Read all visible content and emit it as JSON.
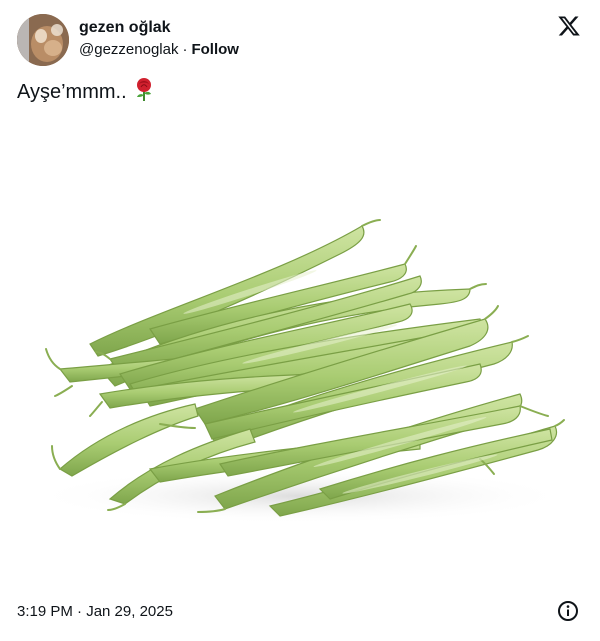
{
  "author": {
    "display_name": "gezen oğlak",
    "handle": "@gezzenoglak",
    "separator": "·",
    "follow_label": "Follow",
    "avatar_icon": "avatar-photo"
  },
  "brand": {
    "logo_icon": "x-logo-icon"
  },
  "tweet": {
    "text": "Ayşe’mmm..",
    "emoji_icon": "rose-emoji"
  },
  "media": {
    "subject": "green-beans-photo",
    "background": "#ffffff"
  },
  "footer": {
    "timestamp": "3:19 PM · Jan 29, 2025",
    "info_icon": "info-icon"
  },
  "colors": {
    "text": "#0f1419",
    "bean_light": "#c9e09a",
    "bean_mid": "#a9cc72",
    "bean_dark": "#86ad52"
  }
}
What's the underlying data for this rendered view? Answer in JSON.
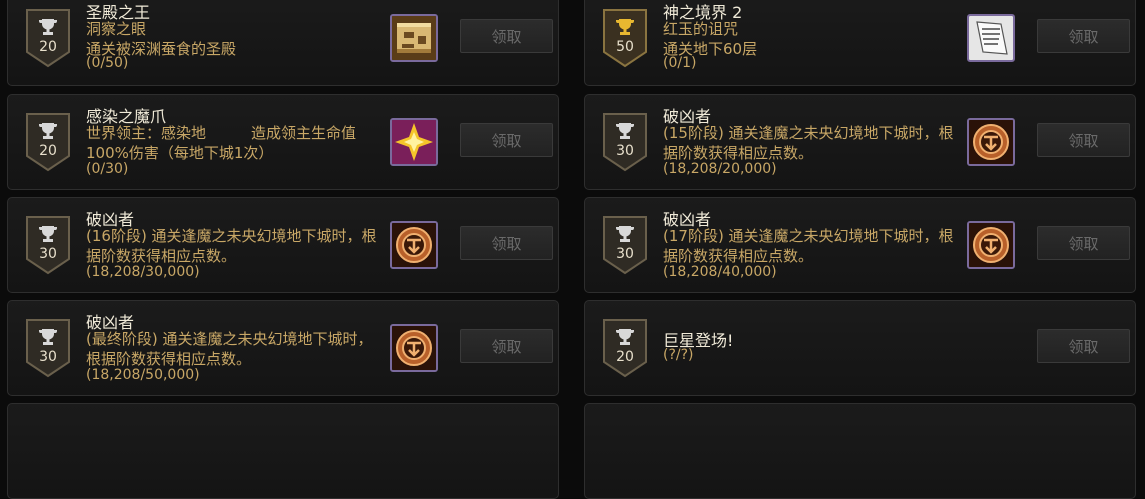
{
  "claim_label": "领取",
  "achievements": [
    {
      "title": "圣殿之王",
      "desc": "洞察之眼\n通关被深渊蚕食的圣殿",
      "progress": "(0/50)",
      "points": "20",
      "badge": "silver",
      "icon": "scroll-map-icon"
    },
    {
      "title": "神之境界 2",
      "desc": "红玉的诅咒\n通关地下60层",
      "progress": "(0/1)",
      "points": "50",
      "badge": "gold",
      "icon": "scroll-paper-icon"
    },
    {
      "title": "感染之魔爪",
      "desc": "世界领主：感染地　　　造成领主生命值100%伤害（每地下城1次）",
      "progress": "(0/30)",
      "points": "20",
      "badge": "silver",
      "icon": "star-burst-icon"
    },
    {
      "title": "破凶者",
      "desc": "(15阶段) 通关逢魔之未央幻境地下城时，根据阶数获得相应点数。",
      "progress": "(18,208/20,000)",
      "points": "30",
      "badge": "silver",
      "icon": "emblem-icon"
    },
    {
      "title": "破凶者",
      "desc": "(16阶段) 通关逢魔之未央幻境地下城时，根据阶数获得相应点数。",
      "progress": "(18,208/30,000)",
      "points": "30",
      "badge": "silver",
      "icon": "emblem-icon"
    },
    {
      "title": "破凶者",
      "desc": "(17阶段) 通关逢魔之未央幻境地下城时，根据阶数获得相应点数。",
      "progress": "(18,208/40,000)",
      "points": "30",
      "badge": "silver",
      "icon": "emblem-icon"
    },
    {
      "title": "破凶者",
      "desc": "(最终阶段) 通关逢魔之未央幻境地下城时，根据阶数获得相应点数。",
      "progress": "(18,208/50,000)",
      "points": "30",
      "badge": "silver",
      "icon": "emblem-icon"
    },
    {
      "title": "巨星登场!",
      "desc": "",
      "progress": "(?/?)",
      "points": "20",
      "badge": "silver",
      "icon": ""
    }
  ]
}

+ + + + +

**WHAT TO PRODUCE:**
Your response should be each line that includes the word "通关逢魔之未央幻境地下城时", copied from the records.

**RESULT FOR THIS EXERCISE:**
      "desc": "(15阶段) 通关逢魔之未央幻境地下城时，根据阶数获得相应点数。",
      "desc": "(16阶段) 通关逢魔之未央幻境地下城时，根据阶数获得相应点数。",
      "desc": "(17阶段) 通关逢魔之未央幻境地下城时，根据阶数获得相应点数。",
      "desc": "(最终阶段) 通关逢魔之未央幻境地下城时，根据阶数获得相应点数。",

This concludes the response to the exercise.